**GIVEN INFORMATION**
[Start of section]
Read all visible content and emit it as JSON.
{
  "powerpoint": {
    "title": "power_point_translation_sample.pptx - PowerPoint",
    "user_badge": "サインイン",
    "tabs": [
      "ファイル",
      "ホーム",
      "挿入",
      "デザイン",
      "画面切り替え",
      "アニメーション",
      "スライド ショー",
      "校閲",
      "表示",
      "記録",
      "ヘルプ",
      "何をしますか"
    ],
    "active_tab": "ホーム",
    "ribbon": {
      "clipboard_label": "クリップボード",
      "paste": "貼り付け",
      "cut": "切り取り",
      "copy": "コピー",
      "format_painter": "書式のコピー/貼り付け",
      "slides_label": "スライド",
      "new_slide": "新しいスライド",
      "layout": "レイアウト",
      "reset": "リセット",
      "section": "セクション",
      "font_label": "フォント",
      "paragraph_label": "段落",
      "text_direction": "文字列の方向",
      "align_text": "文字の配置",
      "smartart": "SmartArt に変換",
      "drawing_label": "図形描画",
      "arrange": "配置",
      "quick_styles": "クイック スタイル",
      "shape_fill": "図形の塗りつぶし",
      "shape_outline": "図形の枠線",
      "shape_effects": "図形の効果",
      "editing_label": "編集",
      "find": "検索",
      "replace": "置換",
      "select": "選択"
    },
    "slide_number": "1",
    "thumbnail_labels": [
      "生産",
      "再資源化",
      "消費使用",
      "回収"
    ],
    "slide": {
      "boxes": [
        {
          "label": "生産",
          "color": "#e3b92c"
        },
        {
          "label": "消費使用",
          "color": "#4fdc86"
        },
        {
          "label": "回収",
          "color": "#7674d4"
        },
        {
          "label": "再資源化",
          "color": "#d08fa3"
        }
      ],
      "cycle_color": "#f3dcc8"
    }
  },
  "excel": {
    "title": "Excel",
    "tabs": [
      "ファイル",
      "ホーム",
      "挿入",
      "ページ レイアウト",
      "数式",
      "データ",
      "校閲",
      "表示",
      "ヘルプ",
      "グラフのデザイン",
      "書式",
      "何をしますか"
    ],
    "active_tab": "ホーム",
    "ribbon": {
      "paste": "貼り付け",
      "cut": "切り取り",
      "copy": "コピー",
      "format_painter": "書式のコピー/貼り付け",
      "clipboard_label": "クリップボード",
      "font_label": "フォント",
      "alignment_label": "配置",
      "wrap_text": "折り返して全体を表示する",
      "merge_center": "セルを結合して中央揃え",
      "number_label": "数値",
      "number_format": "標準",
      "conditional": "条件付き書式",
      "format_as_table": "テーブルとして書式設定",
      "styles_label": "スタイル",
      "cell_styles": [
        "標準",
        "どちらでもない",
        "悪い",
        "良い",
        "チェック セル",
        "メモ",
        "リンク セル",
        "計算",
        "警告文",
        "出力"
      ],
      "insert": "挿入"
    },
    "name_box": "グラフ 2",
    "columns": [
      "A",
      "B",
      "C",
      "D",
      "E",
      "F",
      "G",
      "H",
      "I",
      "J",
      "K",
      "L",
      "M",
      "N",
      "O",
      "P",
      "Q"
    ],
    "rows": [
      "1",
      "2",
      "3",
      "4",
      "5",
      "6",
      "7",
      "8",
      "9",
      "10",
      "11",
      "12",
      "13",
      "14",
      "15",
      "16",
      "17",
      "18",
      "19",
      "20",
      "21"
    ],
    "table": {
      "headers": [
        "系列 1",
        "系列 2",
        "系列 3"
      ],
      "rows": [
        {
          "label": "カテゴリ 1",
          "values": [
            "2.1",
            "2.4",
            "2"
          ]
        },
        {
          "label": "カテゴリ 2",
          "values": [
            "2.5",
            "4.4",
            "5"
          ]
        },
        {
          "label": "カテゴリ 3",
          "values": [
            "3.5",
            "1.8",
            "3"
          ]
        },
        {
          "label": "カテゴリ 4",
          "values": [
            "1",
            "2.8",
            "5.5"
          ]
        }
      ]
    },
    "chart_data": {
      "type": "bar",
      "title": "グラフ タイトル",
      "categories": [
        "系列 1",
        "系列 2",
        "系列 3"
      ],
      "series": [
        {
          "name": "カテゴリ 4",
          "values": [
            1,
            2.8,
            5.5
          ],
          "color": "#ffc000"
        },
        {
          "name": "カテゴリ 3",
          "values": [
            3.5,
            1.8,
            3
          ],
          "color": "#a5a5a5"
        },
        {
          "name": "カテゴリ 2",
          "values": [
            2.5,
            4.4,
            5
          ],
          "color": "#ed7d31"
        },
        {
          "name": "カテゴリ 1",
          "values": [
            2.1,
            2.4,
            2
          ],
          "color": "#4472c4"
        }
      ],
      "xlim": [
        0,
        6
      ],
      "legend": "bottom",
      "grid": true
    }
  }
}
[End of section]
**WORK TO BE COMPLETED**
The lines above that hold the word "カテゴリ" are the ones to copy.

**TASK RESPONSE**
          "label": "カテゴリ 1",
          "label": "カテゴリ 2",
          "label": "カテゴリ 3",
          "label": "カテゴリ 4",
          "name": "カテゴリ 4",
          "name": "カテゴリ 3",
          "name": "カテゴリ 2",
          "name": "カテゴリ 1",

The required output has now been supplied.